(Data provided Opens)

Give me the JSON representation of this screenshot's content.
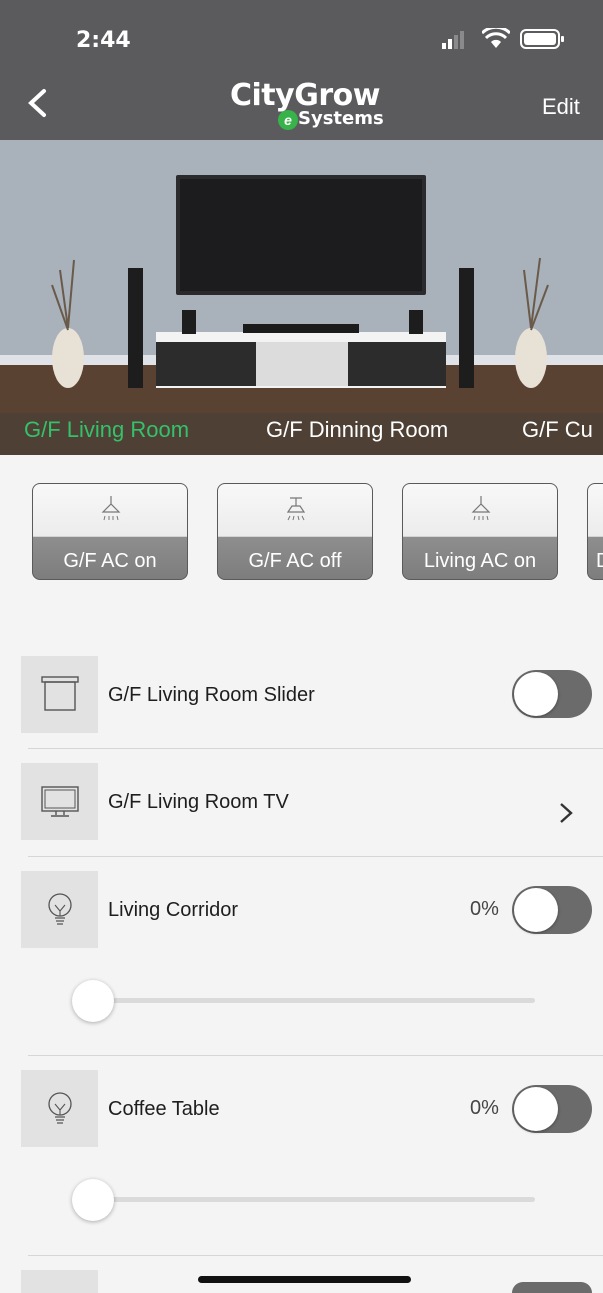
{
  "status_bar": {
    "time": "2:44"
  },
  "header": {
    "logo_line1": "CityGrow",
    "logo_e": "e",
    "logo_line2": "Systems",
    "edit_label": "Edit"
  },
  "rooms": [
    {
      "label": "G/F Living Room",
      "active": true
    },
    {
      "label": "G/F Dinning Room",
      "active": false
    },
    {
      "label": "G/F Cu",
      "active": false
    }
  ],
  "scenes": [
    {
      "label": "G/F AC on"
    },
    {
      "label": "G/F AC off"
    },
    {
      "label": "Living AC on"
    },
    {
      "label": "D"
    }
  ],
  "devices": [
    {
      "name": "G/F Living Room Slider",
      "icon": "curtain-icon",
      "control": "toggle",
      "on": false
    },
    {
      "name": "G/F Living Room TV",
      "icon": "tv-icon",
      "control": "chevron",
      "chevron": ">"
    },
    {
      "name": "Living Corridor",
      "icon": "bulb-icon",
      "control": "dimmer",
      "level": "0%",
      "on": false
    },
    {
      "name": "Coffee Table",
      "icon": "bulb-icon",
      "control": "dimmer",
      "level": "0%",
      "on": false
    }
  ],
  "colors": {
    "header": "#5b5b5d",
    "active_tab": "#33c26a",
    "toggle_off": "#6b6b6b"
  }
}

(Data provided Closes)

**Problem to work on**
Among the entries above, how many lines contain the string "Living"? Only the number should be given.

**Answer space**
5